___ Records for this exercise
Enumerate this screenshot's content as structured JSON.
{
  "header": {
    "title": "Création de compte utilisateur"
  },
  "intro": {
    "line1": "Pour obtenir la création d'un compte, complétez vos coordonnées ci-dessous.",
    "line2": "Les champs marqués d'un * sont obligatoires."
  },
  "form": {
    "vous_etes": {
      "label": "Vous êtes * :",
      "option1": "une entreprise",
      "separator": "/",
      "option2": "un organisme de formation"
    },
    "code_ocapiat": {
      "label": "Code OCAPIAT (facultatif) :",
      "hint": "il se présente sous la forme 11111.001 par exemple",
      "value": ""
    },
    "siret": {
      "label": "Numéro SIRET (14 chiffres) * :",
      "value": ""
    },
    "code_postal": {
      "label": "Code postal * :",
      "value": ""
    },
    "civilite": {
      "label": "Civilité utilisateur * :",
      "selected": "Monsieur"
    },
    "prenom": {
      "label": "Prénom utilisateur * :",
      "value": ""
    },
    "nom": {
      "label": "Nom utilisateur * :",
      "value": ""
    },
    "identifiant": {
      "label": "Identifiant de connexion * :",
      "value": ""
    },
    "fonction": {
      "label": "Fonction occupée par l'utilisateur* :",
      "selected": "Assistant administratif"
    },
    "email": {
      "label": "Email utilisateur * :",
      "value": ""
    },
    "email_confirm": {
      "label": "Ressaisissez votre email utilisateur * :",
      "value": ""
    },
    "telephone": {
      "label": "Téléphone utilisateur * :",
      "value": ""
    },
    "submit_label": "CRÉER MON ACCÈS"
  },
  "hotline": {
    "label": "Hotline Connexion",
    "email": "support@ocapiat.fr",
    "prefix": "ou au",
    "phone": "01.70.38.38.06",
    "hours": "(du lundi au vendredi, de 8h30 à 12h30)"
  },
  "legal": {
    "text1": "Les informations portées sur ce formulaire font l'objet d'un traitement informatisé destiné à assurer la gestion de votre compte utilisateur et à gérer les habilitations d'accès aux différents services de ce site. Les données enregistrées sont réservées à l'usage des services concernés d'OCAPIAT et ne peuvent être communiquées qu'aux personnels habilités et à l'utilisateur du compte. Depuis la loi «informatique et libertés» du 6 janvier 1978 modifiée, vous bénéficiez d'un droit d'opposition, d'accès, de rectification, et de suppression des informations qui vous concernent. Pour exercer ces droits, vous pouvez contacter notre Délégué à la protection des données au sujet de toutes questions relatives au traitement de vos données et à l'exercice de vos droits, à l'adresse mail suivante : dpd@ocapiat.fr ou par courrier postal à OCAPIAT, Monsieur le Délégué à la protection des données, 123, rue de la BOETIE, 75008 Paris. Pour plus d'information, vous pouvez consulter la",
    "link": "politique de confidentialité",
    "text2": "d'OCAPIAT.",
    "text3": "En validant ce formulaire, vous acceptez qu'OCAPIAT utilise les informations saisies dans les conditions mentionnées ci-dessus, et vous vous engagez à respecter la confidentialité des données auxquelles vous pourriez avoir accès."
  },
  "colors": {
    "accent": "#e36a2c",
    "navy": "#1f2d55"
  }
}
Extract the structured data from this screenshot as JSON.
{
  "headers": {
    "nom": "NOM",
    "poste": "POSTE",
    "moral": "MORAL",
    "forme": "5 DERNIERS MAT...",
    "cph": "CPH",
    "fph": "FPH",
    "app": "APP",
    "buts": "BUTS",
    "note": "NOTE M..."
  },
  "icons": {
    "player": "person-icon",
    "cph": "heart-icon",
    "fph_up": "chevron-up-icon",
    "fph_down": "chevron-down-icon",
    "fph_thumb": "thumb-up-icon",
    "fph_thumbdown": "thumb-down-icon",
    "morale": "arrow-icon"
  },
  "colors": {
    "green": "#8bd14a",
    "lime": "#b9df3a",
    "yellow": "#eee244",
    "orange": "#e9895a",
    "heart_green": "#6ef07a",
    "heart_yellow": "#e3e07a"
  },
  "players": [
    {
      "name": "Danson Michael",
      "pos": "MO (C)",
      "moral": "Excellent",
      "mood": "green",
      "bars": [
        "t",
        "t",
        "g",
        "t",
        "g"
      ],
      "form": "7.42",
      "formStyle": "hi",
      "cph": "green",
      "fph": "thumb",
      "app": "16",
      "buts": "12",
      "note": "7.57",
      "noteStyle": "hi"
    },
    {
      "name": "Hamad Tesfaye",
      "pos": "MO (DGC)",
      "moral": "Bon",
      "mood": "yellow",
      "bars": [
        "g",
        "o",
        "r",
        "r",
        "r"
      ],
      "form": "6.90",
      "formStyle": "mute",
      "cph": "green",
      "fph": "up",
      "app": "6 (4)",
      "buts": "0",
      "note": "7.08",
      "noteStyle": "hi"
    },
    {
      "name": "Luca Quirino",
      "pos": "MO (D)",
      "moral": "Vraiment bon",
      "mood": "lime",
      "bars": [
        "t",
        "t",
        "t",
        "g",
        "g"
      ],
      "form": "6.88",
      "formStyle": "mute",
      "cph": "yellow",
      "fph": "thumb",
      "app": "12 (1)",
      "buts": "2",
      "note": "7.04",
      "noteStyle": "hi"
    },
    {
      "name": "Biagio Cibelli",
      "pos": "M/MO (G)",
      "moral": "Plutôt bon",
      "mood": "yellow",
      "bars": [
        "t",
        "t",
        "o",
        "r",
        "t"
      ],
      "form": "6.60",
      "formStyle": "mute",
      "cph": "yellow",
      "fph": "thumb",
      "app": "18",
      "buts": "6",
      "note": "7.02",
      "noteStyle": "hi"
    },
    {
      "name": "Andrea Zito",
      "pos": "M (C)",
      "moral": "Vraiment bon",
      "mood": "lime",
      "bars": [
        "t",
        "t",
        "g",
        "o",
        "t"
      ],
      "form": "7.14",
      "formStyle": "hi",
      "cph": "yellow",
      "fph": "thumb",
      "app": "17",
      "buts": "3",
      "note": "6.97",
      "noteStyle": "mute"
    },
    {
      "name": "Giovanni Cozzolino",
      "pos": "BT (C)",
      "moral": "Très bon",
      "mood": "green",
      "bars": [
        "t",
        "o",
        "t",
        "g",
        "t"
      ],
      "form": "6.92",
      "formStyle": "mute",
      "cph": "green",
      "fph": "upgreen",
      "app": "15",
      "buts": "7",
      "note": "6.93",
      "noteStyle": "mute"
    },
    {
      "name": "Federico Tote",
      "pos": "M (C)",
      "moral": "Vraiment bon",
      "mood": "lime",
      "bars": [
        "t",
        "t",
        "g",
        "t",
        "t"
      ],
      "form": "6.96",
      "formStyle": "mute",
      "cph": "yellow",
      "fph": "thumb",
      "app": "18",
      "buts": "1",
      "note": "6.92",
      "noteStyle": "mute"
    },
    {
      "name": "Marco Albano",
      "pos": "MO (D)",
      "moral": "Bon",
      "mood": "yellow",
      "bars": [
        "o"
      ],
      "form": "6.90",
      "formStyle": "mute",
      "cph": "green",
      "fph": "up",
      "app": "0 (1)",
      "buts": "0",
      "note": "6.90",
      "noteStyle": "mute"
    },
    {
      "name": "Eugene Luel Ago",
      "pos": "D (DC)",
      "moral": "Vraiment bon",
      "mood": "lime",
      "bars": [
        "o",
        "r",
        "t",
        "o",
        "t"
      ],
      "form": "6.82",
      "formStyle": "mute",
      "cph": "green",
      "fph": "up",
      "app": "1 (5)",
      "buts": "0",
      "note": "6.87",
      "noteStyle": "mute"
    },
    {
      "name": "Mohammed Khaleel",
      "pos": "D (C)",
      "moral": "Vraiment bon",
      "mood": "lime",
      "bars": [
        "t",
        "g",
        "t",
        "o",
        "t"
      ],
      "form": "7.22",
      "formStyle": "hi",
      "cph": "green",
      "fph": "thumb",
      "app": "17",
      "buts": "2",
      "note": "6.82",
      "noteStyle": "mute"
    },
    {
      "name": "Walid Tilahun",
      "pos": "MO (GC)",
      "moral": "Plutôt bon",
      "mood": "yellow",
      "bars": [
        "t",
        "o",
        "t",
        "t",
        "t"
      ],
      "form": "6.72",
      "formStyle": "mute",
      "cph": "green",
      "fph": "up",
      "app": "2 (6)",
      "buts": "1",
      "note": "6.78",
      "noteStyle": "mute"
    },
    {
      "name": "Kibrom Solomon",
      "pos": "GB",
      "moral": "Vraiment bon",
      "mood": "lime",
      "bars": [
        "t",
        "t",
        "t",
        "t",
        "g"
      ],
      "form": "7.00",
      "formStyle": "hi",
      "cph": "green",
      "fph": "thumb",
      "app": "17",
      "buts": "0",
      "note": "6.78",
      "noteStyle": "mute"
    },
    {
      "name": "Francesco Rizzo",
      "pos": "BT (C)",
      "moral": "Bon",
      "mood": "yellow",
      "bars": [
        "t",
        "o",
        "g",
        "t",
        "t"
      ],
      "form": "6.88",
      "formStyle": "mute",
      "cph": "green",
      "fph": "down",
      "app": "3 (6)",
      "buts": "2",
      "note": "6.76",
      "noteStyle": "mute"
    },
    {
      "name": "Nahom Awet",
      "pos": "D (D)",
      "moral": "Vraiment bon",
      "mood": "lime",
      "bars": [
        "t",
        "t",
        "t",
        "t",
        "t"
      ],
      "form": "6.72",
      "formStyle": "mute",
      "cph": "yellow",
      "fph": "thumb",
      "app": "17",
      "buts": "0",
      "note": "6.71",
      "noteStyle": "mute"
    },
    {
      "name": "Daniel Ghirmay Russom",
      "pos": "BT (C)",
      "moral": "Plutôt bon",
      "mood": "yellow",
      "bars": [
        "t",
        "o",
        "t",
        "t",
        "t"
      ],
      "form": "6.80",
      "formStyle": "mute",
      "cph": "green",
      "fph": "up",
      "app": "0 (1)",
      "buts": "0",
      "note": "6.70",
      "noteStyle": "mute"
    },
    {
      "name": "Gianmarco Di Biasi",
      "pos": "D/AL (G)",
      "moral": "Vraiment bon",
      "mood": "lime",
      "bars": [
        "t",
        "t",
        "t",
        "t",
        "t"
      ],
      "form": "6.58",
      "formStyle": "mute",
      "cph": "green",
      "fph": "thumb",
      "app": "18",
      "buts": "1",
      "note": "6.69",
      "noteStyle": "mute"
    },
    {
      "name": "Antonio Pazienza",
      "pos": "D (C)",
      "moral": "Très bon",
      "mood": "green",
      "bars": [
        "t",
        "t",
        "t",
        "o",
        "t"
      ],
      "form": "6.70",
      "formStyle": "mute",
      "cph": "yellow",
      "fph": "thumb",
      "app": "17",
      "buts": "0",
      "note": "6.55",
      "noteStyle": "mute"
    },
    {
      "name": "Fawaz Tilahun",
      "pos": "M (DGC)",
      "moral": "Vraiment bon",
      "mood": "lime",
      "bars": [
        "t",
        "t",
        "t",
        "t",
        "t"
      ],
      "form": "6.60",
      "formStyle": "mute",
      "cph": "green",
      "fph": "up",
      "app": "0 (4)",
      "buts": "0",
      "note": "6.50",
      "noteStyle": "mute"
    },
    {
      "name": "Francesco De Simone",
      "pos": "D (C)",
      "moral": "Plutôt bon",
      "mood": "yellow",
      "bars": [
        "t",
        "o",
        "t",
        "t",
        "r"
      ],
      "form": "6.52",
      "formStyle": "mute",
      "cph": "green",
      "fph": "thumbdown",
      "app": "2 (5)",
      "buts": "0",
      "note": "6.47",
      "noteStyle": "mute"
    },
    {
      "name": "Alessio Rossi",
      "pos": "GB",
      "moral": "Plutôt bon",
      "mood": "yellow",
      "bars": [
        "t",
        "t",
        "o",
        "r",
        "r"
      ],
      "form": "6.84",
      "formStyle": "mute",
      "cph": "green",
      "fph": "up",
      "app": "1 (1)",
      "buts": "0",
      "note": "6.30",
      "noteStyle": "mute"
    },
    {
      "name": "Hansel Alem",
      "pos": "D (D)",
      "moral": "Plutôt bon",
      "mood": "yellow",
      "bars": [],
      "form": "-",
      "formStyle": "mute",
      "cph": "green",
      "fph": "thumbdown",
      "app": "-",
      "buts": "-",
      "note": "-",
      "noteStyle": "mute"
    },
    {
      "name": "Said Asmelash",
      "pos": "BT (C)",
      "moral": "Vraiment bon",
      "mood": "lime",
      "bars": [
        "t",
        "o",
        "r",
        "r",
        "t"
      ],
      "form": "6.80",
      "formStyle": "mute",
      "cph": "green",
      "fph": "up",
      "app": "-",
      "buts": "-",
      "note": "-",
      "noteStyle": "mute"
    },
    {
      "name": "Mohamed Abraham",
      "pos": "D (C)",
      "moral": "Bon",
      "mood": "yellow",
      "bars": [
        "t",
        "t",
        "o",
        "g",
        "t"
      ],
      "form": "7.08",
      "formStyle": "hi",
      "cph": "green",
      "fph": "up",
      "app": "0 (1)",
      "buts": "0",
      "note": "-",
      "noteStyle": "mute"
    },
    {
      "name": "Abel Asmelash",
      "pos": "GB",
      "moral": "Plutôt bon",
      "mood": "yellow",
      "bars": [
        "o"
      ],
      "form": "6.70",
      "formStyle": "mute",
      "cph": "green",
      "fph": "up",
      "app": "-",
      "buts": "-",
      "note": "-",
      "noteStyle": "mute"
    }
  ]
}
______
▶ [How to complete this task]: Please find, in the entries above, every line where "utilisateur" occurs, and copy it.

▶ [Exercise response]:
    "title": "Création de compte utilisateur"
      "label": "Civilité utilisateur * :",
      "label": "Prénom utilisateur * :",
      "label": "Nom utilisateur * :",
      "label": "Fonction occupée par l'utilisateur* :",
      "label": "Email utilisateur * :",
      "label": "Ressaisissez votre email utilisateur * :",
      "label": "Téléphone utilisateur * :",
    "text1": "Les informations portées sur ce formulaire font l'objet d'un traitement informatisé destiné à assurer la gestion de votre compte utilisateur et à gérer les habilitations d'accès aux différents services de ce site. Les données enregistrées sont réservées à l'usage des services concernés d'OCAPIAT et ne peuvent être communiquées qu'aux personnels habilités et à l'utilisateur du compte. Depuis la loi «informatique et libertés» du 6 janvier 1978 modifiée, vous bénéficiez d'un droit d'opposition, d'accès, de rectification, et de suppression des informations qui vous concernent. Pour exercer ces droits, vous pouvez contacter notre Délégué à la protection des données au sujet de toutes questions relatives au traitement de vos données et à l'exercice de vos droits, à l'adresse mail suivante : dpd@ocapiat.fr ou par courrier postal à OCAPIAT, Monsieur le Délégué à la protection des données, 123, rue de la BOETIE, 75008 Paris. Pour plus d'information, vous pouvez consulter la",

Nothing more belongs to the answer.